TASK DIRECTIONS: Scan the entries below and tally the lines that include "Internet". Return nothing but the tally.
EXERCISE DATA: Begin
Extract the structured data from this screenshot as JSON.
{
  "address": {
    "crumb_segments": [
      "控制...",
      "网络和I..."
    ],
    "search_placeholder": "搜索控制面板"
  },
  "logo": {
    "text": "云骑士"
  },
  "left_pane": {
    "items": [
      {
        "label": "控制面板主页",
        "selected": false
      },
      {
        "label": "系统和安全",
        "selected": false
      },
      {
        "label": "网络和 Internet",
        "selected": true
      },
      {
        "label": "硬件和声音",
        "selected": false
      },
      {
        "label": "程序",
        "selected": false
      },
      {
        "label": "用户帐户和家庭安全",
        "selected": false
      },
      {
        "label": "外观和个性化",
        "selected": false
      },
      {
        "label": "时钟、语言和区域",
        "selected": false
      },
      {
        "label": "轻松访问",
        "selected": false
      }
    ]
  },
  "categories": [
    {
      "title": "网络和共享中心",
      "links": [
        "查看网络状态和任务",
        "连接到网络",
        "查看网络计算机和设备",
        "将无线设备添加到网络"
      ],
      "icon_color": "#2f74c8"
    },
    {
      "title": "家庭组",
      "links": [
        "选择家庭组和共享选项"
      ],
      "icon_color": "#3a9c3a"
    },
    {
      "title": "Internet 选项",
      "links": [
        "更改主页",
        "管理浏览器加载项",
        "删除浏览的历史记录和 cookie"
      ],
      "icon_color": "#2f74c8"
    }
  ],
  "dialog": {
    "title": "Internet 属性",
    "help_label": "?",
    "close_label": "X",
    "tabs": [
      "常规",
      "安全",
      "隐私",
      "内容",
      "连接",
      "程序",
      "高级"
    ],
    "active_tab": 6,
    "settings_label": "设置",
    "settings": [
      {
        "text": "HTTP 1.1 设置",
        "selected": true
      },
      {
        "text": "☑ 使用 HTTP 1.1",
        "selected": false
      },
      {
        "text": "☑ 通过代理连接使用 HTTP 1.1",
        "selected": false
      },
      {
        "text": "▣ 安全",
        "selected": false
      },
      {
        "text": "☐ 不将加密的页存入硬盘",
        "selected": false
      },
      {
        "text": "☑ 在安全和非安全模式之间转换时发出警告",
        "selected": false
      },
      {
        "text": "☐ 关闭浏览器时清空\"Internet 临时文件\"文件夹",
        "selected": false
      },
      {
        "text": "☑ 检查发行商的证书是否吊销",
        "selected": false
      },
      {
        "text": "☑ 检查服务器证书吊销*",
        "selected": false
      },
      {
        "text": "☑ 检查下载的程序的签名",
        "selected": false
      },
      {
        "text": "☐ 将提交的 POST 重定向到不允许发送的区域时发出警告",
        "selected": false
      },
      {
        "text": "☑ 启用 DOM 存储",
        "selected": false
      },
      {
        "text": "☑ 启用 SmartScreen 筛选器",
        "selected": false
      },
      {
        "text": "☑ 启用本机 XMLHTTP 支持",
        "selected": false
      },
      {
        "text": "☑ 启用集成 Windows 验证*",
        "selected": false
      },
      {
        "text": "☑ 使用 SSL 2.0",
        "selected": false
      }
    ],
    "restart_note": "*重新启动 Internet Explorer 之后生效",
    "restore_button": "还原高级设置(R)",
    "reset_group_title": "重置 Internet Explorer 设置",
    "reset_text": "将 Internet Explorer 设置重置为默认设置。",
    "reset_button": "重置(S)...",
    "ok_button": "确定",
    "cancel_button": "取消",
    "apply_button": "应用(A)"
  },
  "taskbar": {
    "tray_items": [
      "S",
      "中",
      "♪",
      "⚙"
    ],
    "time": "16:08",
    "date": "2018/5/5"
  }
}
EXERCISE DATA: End
TASK SOLUTION: 7